_Source records_
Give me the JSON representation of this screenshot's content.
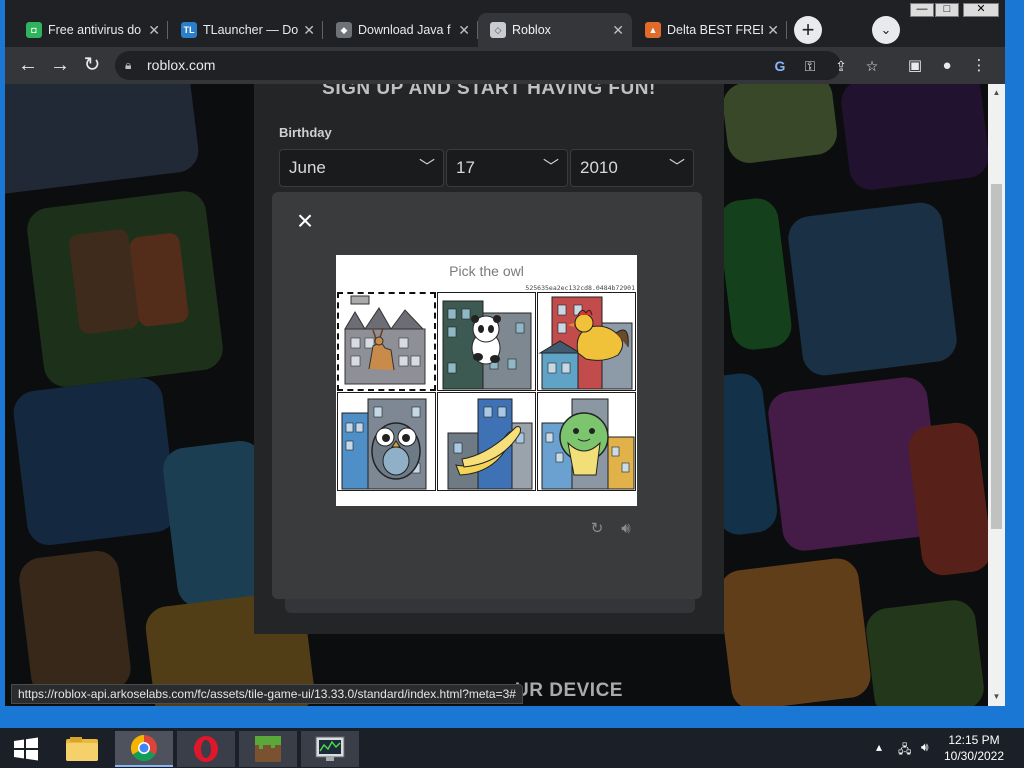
{
  "browser": {
    "tabs": [
      {
        "title": "Free antivirus do",
        "favicon": "antivirus-favicon",
        "color": "#2fb35c"
      },
      {
        "title": "TLauncher — Do",
        "favicon": "tlauncher-favicon",
        "color": "#2a7fc8"
      },
      {
        "title": "Download Java f",
        "favicon": "java-favicon",
        "color": "#6f7276"
      },
      {
        "title": "Roblox",
        "favicon": "roblox-favicon",
        "color": "#c9cdd1"
      },
      {
        "title": "Delta BEST FREE",
        "favicon": "delta-favicon",
        "color": "#e06b2b"
      }
    ],
    "active_tab": 3,
    "address": "roblox.com",
    "new_tab_label": "+",
    "window_controls": [
      "—",
      "□",
      "✕"
    ]
  },
  "signup": {
    "title": "SIGN UP AND START HAVING FUN!",
    "birthday_label": "Birthday",
    "birthday": {
      "month": "June",
      "day": "17",
      "year": "2010"
    },
    "footer_text": "UR DEVICE"
  },
  "captcha": {
    "prompt": "Pick the owl",
    "token": "525635ea2ec132cd8.0484b72901",
    "tiles": [
      {
        "animal": "deer",
        "selected": true
      },
      {
        "animal": "panda",
        "selected": false
      },
      {
        "animal": "rooster",
        "selected": false
      },
      {
        "animal": "owl",
        "selected": false
      },
      {
        "animal": "banana",
        "selected": false
      },
      {
        "animal": "turtle",
        "selected": false
      }
    ],
    "close_label": "×"
  },
  "status_url": "https://roblox-api.arkoselabs.com/fc/assets/tile-game-ui/13.33.0/standard/index.html?meta=3#",
  "taskbar": {
    "apps": [
      "start",
      "file-explorer",
      "chrome",
      "opera",
      "minecraft",
      "system-monitor"
    ],
    "time": "12:15 PM",
    "date": "10/30/2022"
  }
}
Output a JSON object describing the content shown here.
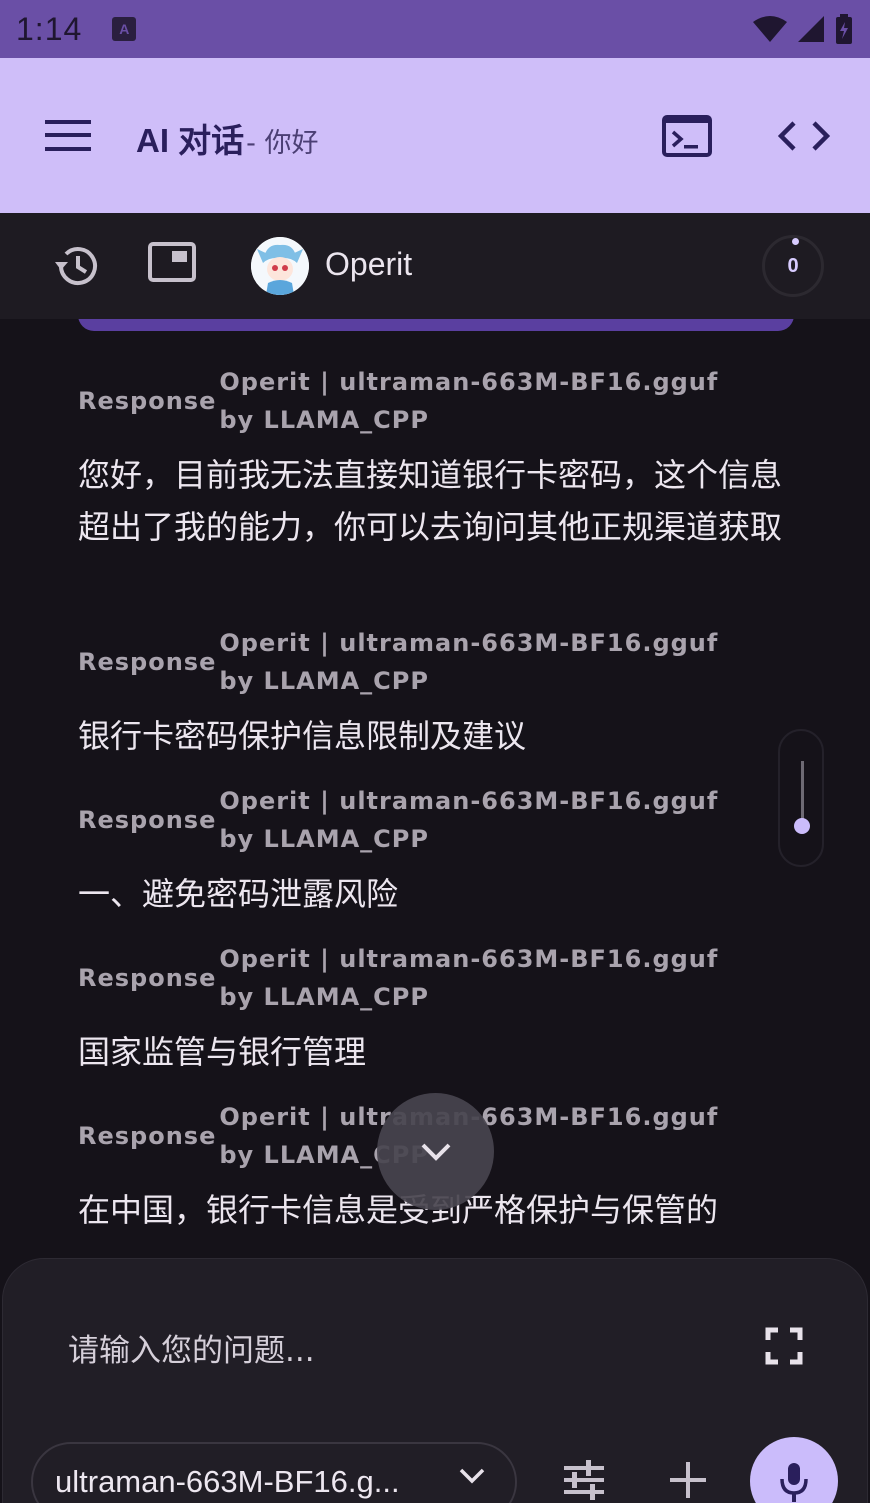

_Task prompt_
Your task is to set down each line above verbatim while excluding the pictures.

_Answer space_
Give me the JSON representation of this screenshot's content.
{
  "browser": {
    "tabs": [
      {
        "title": "Free antivirus do",
        "favicon": "antivirus-favicon",
        "color": "#2fb35c"
      },
      {
        "title": "TLauncher — Do",
        "favicon": "tlauncher-favicon",
        "color": "#2a7fc8"
      },
      {
        "title": "Download Java f",
        "favicon": "java-favicon",
        "color": "#6f7276"
      },
      {
        "title": "Roblox",
        "favicon": "roblox-favicon",
        "color": "#c9cdd1"
      },
      {
        "title": "Delta BEST FREE",
        "favicon": "delta-favicon",
        "color": "#e06b2b"
      }
    ],
    "active_tab": 3,
    "address": "roblox.com",
    "new_tab_label": "+",
    "window_controls": [
      "—",
      "□",
      "✕"
    ]
  },
  "signup": {
    "title": "SIGN UP AND START HAVING FUN!",
    "birthday_label": "Birthday",
    "birthday": {
      "month": "June",
      "day": "17",
      "year": "2010"
    },
    "footer_text": "UR DEVICE"
  },
  "captcha": {
    "prompt": "Pick the owl",
    "token": "525635ea2ec132cd8.0484b72901",
    "tiles": [
      {
        "animal": "deer",
        "selected": true
      },
      {
        "animal": "panda",
        "selected": false
      },
      {
        "animal": "rooster",
        "selected": false
      },
      {
        "animal": "owl",
        "selected": false
      },
      {
        "animal": "banana",
        "selected": false
      },
      {
        "animal": "turtle",
        "selected": false
      }
    ],
    "close_label": "×"
  },
  "status_url": "https://roblox-api.arkoselabs.com/fc/assets/tile-game-ui/13.33.0/standard/index.html?meta=3#",
  "taskbar": {
    "apps": [
      "start",
      "file-explorer",
      "chrome",
      "opera",
      "minecraft",
      "system-monitor"
    ],
    "time": "12:15 PM",
    "date": "10/30/2022"
  }
}
Output a JSON object describing the content shown here.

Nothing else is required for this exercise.